▶ _Material for the task_:
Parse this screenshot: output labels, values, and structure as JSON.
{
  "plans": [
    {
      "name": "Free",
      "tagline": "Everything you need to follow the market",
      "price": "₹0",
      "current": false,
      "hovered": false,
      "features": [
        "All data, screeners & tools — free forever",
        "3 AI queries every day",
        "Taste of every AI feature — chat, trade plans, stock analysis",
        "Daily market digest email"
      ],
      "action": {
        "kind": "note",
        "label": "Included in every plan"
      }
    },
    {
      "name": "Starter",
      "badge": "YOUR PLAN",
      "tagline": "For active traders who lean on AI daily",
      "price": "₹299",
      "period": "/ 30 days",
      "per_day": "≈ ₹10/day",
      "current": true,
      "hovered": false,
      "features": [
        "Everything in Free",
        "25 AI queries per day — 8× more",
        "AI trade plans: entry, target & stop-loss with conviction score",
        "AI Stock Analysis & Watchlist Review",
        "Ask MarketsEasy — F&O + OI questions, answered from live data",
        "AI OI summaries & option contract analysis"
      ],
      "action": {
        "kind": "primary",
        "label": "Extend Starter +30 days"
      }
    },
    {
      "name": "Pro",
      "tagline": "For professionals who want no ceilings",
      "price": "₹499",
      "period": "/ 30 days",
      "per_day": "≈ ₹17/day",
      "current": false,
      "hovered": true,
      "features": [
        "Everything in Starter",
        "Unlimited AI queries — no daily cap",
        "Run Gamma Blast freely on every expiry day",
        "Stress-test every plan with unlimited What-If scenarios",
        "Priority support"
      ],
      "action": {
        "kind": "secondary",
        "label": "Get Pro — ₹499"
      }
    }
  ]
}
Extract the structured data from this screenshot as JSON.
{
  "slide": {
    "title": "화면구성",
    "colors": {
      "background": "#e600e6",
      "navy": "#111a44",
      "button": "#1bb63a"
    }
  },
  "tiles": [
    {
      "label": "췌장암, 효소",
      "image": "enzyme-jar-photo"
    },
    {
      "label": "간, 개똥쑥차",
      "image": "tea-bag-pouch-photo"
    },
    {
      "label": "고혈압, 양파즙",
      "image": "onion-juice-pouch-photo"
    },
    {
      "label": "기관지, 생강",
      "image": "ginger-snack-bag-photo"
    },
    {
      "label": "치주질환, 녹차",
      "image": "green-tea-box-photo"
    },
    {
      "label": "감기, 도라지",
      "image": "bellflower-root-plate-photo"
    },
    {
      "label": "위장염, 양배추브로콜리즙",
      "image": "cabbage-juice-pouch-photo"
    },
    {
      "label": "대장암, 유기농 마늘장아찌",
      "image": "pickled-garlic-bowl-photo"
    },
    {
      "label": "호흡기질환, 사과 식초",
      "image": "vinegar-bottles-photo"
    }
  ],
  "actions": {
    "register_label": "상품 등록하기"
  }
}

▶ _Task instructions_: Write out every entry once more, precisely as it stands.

▶ _Written response_:
Parse this screenshot: output labels, values, and structure as JSON.
{
  "plans": [
    {
      "name": "Free",
      "tagline": "Everything you need to follow the market",
      "price": "₹0",
      "current": false,
      "hovered": false,
      "features": [
        "All data, screeners & tools — free forever",
        "3 AI queries every day",
        "Taste of every AI feature — chat, trade plans, stock analysis",
        "Daily market digest email"
      ],
      "action": {
        "kind": "note",
        "label": "Included in every plan"
      }
    },
    {
      "name": "Starter",
      "badge": "YOUR PLAN",
      "tagline": "For active traders who lean on AI daily",
      "price": "₹299",
      "period": "/ 30 days",
      "per_day": "≈ ₹10/day",
      "current": true,
      "hovered": false,
      "features": [
        "Everything in Free",
        "25 AI queries per day — 8× more",
        "AI trade plans: entry, target & stop-loss with conviction score",
        "AI Stock Analysis & Watchlist Review",
        "Ask MarketsEasy — F&O + OI questions, answered from live data",
        "AI OI summaries & option contract analysis"
      ],
      "action": {
        "kind": "primary",
        "label": "Extend Starter +30 days"
      }
    },
    {
      "name": "Pro",
      "tagline": "For professionals who want no ceilings",
      "price": "₹499",
      "period": "/ 30 days",
      "per_day": "≈ ₹17/day",
      "current": false,
      "hovered": true,
      "features": [
        "Everything in Starter",
        "Unlimited AI queries — no daily cap",
        "Run Gamma Blast freely on every expiry day",
        "Stress-test every plan with unlimited What-If scenarios",
        "Priority support"
      ],
      "action": {
        "kind": "secondary",
        "label": "Get Pro — ₹499"
      }
    }
  ]
}
Extract the structured data from this screenshot as JSON.
{
  "slide": {
    "title": "화면구성",
    "colors": {
      "background": "#e600e6",
      "navy": "#111a44",
      "button": "#1bb63a"
    }
  },
  "tiles": [
    {
      "label": "췌장암, 효소",
      "image": "enzyme-jar-photo"
    },
    {
      "label": "간, 개똥쑥차",
      "image": "tea-bag-pouch-photo"
    },
    {
      "label": "고혈압, 양파즙",
      "image": "onion-juice-pouch-photo"
    },
    {
      "label": "기관지, 생강",
      "image": "ginger-snack-bag-photo"
    },
    {
      "label": "치주질환, 녹차",
      "image": "green-tea-box-photo"
    },
    {
      "label": "감기, 도라지",
      "image": "bellflower-root-plate-photo"
    },
    {
      "label": "위장염, 양배추브로콜리즙",
      "image": "cabbage-juice-pouch-photo"
    },
    {
      "label": "대장암, 유기농 마늘장아찌",
      "image": "pickled-garlic-bowl-photo"
    },
    {
      "label": "호흡기질환, 사과 식초",
      "image": "vinegar-bottles-photo"
    }
  ],
  "actions": {
    "register_label": "상품 등록하기"
  }
}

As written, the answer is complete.